Record set START

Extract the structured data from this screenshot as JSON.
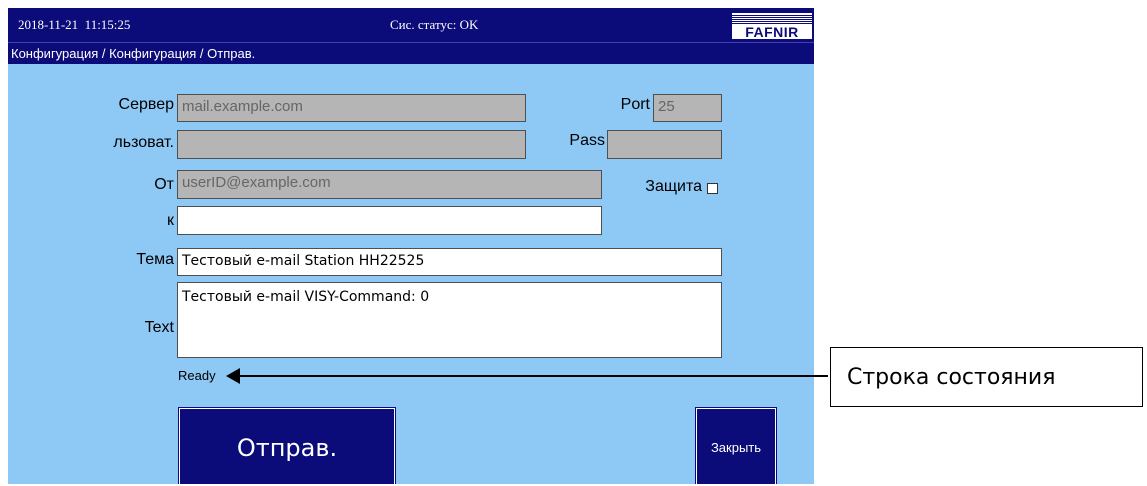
{
  "header": {
    "datetime": "2018-11-21  11:15:25",
    "system_status": "Сис. статус: OK",
    "logo_text": "FAFNIR"
  },
  "breadcrumb": "Конфигурация / Конфигурация / Отправ.",
  "form": {
    "server_label": "Сервер",
    "server_value": "mail.example.com",
    "port_label": "Port",
    "port_value": "25",
    "user_label": "льзоват.",
    "user_value": "",
    "pass_label": "Pass",
    "pass_value": "",
    "from_label": "От",
    "from_value": "userID@example.com",
    "security_label": "Защита",
    "security_checked": false,
    "to_label": "к",
    "to_value": "",
    "subject_label": "Тема",
    "subject_value": "Тестовый e-mail Station HH22525",
    "text_label": "Text",
    "text_value": "Тестовый e-mail VISY-Command: 0"
  },
  "status_text": "Ready",
  "buttons": {
    "send": "Отправ.",
    "close": "Закрыть"
  },
  "annotation": {
    "callout_label": "Строка состояния"
  },
  "colors": {
    "panel_background": "#8ec8f4",
    "header_background": "#0b0b7a",
    "disabled_field": "#b5b5b5"
  }
}
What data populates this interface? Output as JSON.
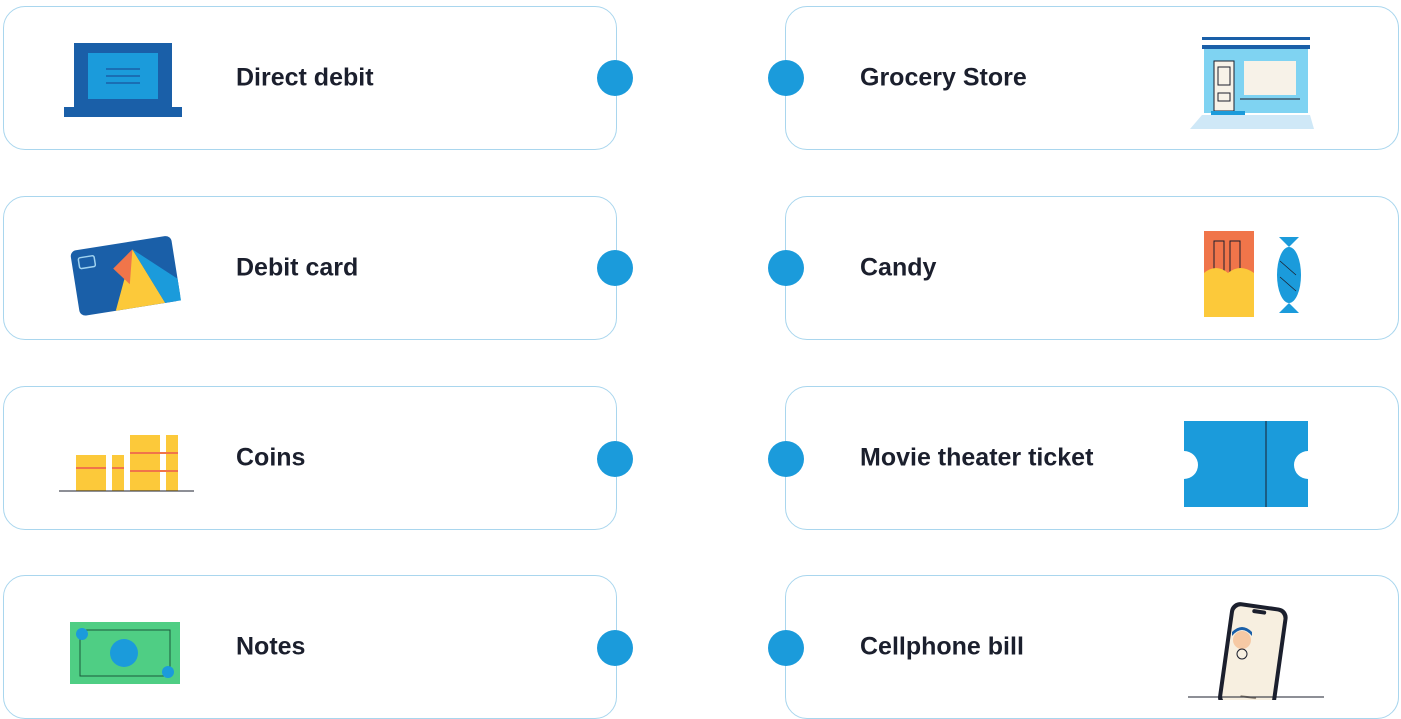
{
  "left_items": [
    {
      "label": "Direct debit",
      "icon": "laptop-icon"
    },
    {
      "label": "Debit card",
      "icon": "debit-card-icon"
    },
    {
      "label": "Coins",
      "icon": "coins-icon"
    },
    {
      "label": "Notes",
      "icon": "banknote-icon"
    }
  ],
  "right_items": [
    {
      "label": "Grocery Store",
      "icon": "store-icon"
    },
    {
      "label": "Candy",
      "icon": "candy-icon"
    },
    {
      "label": "Movie theater ticket",
      "icon": "ticket-icon"
    },
    {
      "label": "Cellphone bill",
      "icon": "phone-icon"
    }
  ],
  "colors": {
    "card_border": "#a9d6ee",
    "connector_dot": "#1b9bdb",
    "text": "#1b1f2d",
    "primary_blue": "#1a5fa8",
    "light_blue": "#1b9bdb",
    "yellow": "#fcc93a",
    "orange": "#f0754a",
    "green": "#4fce84"
  }
}
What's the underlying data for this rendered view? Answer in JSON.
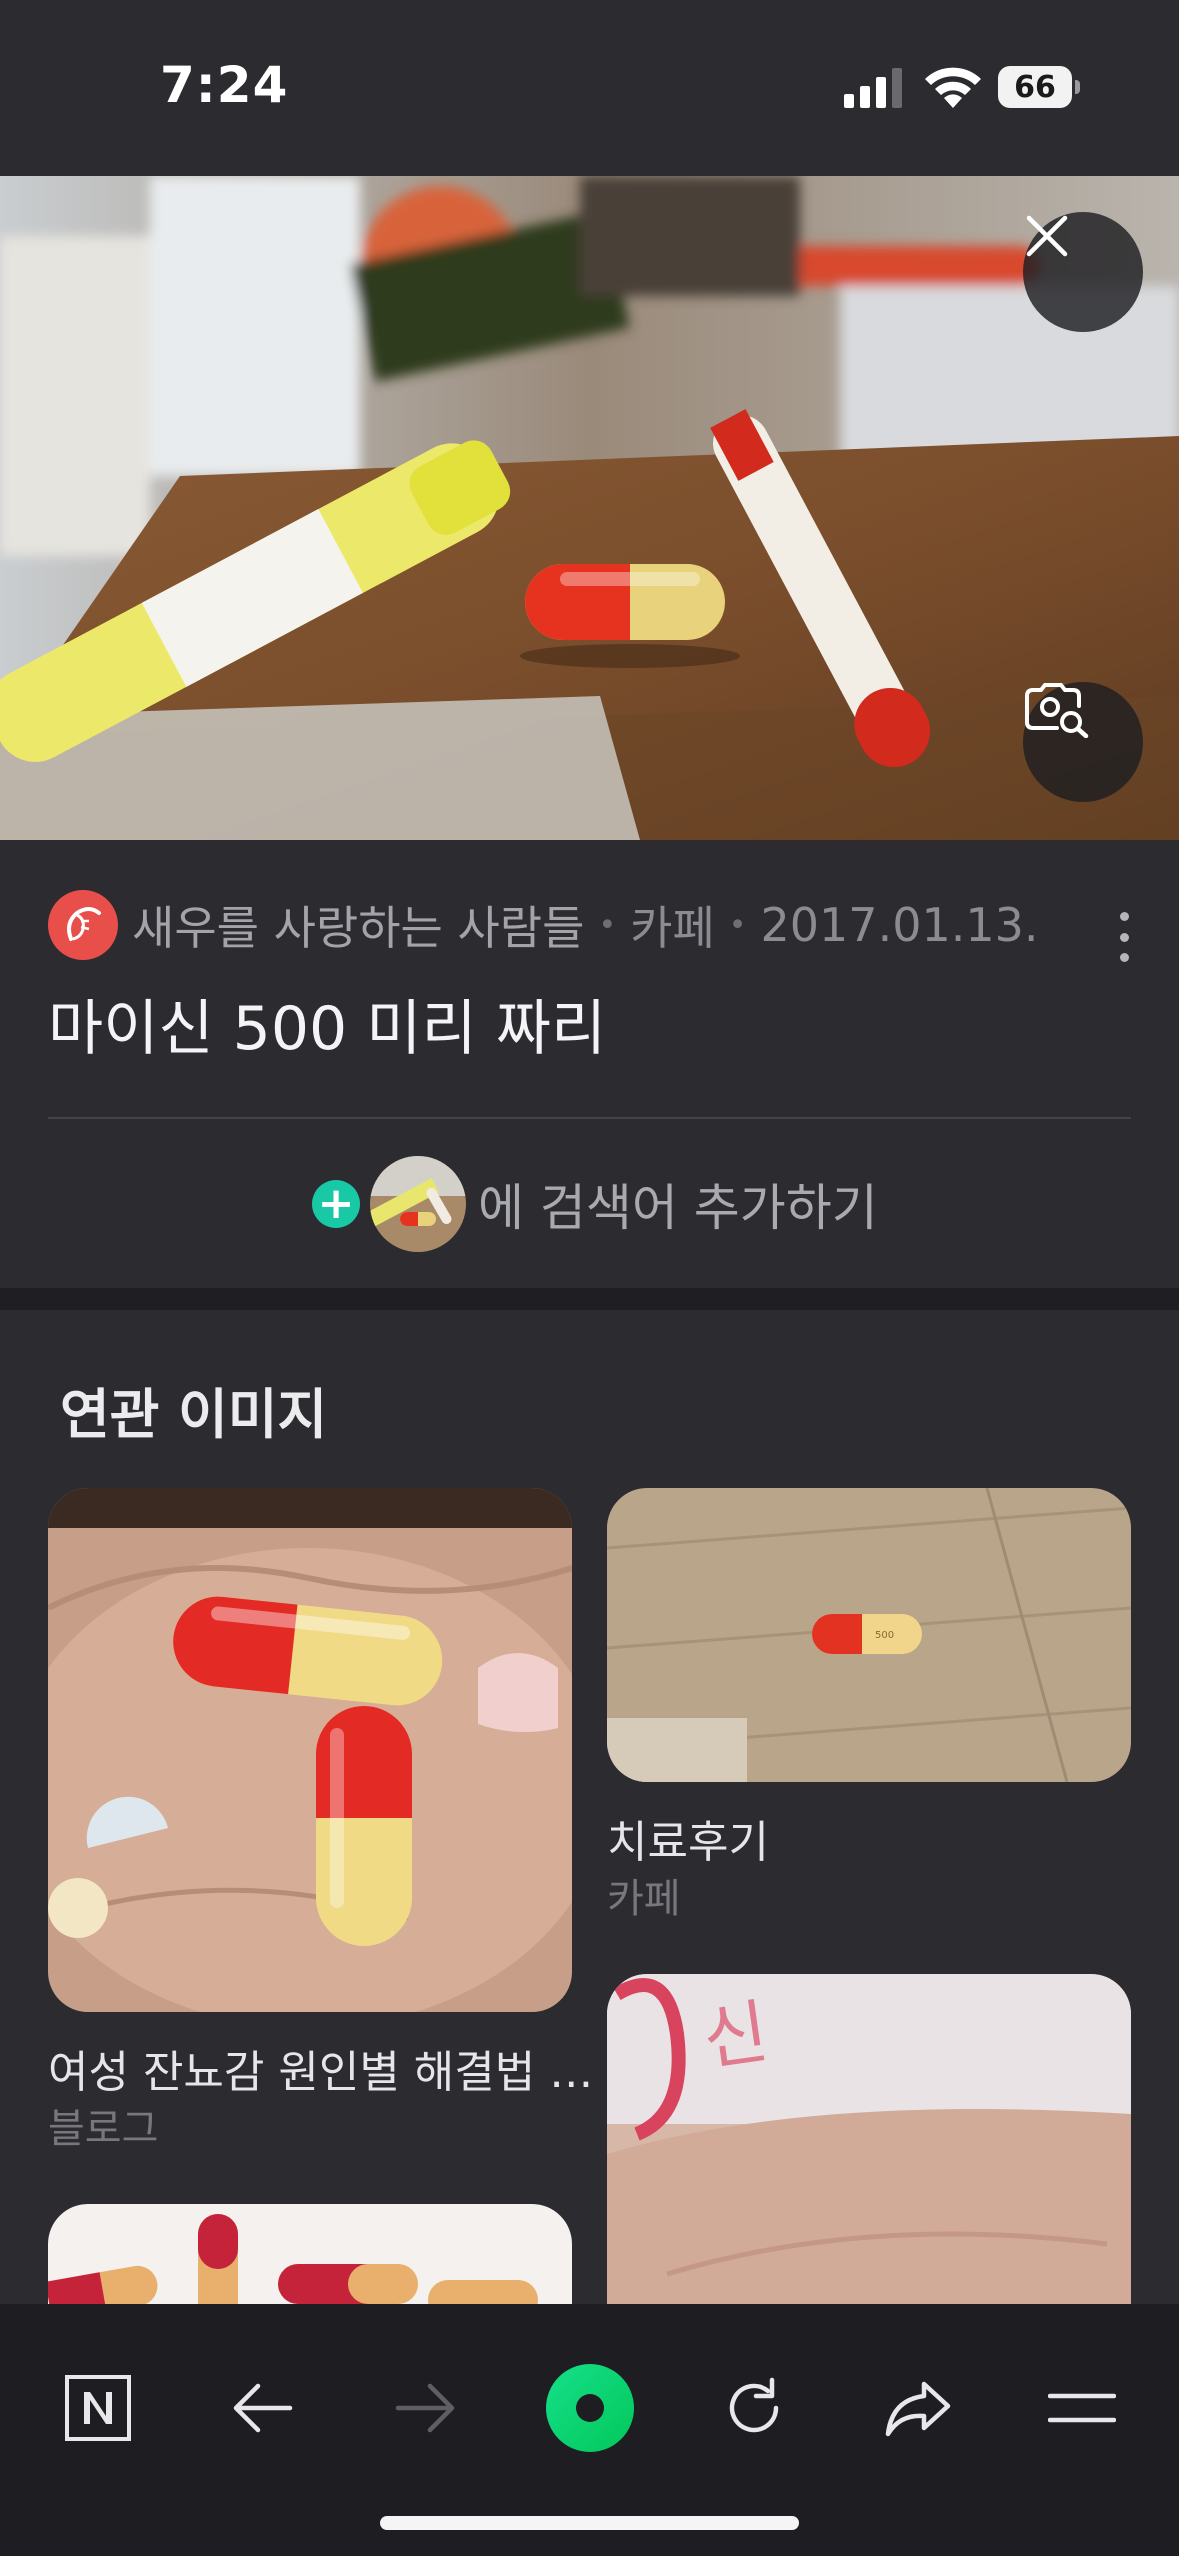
{
  "status_bar": {
    "time": "7:24",
    "battery": "66"
  },
  "post": {
    "source_name": "새우를 사랑하는 사람들",
    "source_type": "카페",
    "date": "2017.01.13.",
    "title": "마이신 500 미리 짜리",
    "add_search_text": "에 검색어 추가하기"
  },
  "related": {
    "title": "연관 이미지",
    "items": [
      {
        "caption": "여성 잔뇨감 원인별 해결법 …",
        "source": "블로그"
      },
      {
        "caption": "치료후기",
        "source": "카페"
      },
      {
        "caption": "",
        "source": ""
      },
      {
        "caption": "",
        "source": ""
      }
    ]
  },
  "icons": {
    "close": "close-icon",
    "lens": "image-search-icon",
    "more": "more-vertical-icon",
    "naver": "naver-n-icon",
    "back": "arrow-left-icon",
    "forward": "arrow-right-icon",
    "green_dot": "green-circle-icon",
    "refresh": "refresh-icon",
    "share": "share-icon",
    "menu": "menu-icon"
  },
  "colors": {
    "background": "#2b2b30",
    "toolbar": "#1e1e22",
    "accent_green": "#03c75a",
    "plus_teal": "#19c9a5",
    "avatar_red": "#e84e4a"
  }
}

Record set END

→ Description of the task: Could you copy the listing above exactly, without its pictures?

→ The completed task:
Extract the structured data from this screenshot as JSON.
{
  "header": {
    "datetime": "2018-11-21  11:15:25",
    "system_status": "Сис. статус: OK",
    "logo_text": "FAFNIR"
  },
  "breadcrumb": "Конфигурация / Конфигурация / Отправ.",
  "form": {
    "server_label": "Сервер",
    "server_value": "mail.example.com",
    "port_label": "Port",
    "port_value": "25",
    "user_label": "льзоват.",
    "user_value": "",
    "pass_label": "Pass",
    "pass_value": "",
    "from_label": "От",
    "from_value": "userID@example.com",
    "security_label": "Защита",
    "security_checked": false,
    "to_label": "к",
    "to_value": "",
    "subject_label": "Тема",
    "subject_value": "Тестовый e-mail Station HH22525",
    "text_label": "Text",
    "text_value": "Тестовый e-mail VISY-Command: 0"
  },
  "status_text": "Ready",
  "buttons": {
    "send": "Отправ.",
    "close": "Закрыть"
  },
  "annotation": {
    "callout_label": "Строка состояния"
  },
  "colors": {
    "panel_background": "#8ec8f4",
    "header_background": "#0b0b7a",
    "disabled_field": "#b5b5b5"
  }
}
What data populates this interface? Output as JSON.
{
  "left_items": [
    {
      "label": "Direct debit",
      "icon": "laptop-icon"
    },
    {
      "label": "Debit card",
      "icon": "debit-card-icon"
    },
    {
      "label": "Coins",
      "icon": "coins-icon"
    },
    {
      "label": "Notes",
      "icon": "banknote-icon"
    }
  ],
  "right_items": [
    {
      "label": "Grocery Store",
      "icon": "store-icon"
    },
    {
      "label": "Candy",
      "icon": "candy-icon"
    },
    {
      "label": "Movie theater ticket",
      "icon": "ticket-icon"
    },
    {
      "label": "Cellphone bill",
      "icon": "phone-icon"
    }
  ],
  "colors": {
    "card_border": "#a9d6ee",
    "connector_dot": "#1b9bdb",
    "text": "#1b1f2d",
    "primary_blue": "#1a5fa8",
    "light_blue": "#1b9bdb",
    "yellow": "#fcc93a",
    "orange": "#f0754a",
    "green": "#4fce84"
  }
}
What's the underlying data for this rendered view? Answer in JSON.
{
  "status_bar": {
    "time": "7:24",
    "battery": "66"
  },
  "post": {
    "source_name": "새우를 사랑하는 사람들",
    "source_type": "카페",
    "date": "2017.01.13.",
    "title": "마이신 500 미리 짜리",
    "add_search_text": "에 검색어 추가하기"
  },
  "related": {
    "title": "연관 이미지",
    "items": [
      {
        "caption": "여성 잔뇨감 원인별 해결법 …",
        "source": "블로그"
      },
      {
        "caption": "치료후기",
        "source": "카페"
      },
      {
        "caption": "",
        "source": ""
      },
      {
        "caption": "",
        "source": ""
      }
    ]
  },
  "icons": {
    "close": "close-icon",
    "lens": "image-search-icon",
    "more": "more-vertical-icon",
    "naver": "naver-n-icon",
    "back": "arrow-left-icon",
    "forward": "arrow-right-icon",
    "green_dot": "green-circle-icon",
    "refresh": "refresh-icon",
    "share": "share-icon",
    "menu": "menu-icon"
  },
  "colors": {
    "background": "#2b2b30",
    "toolbar": "#1e1e22",
    "accent_green": "#03c75a",
    "plus_teal": "#19c9a5",
    "avatar_red": "#e84e4a"
  }
}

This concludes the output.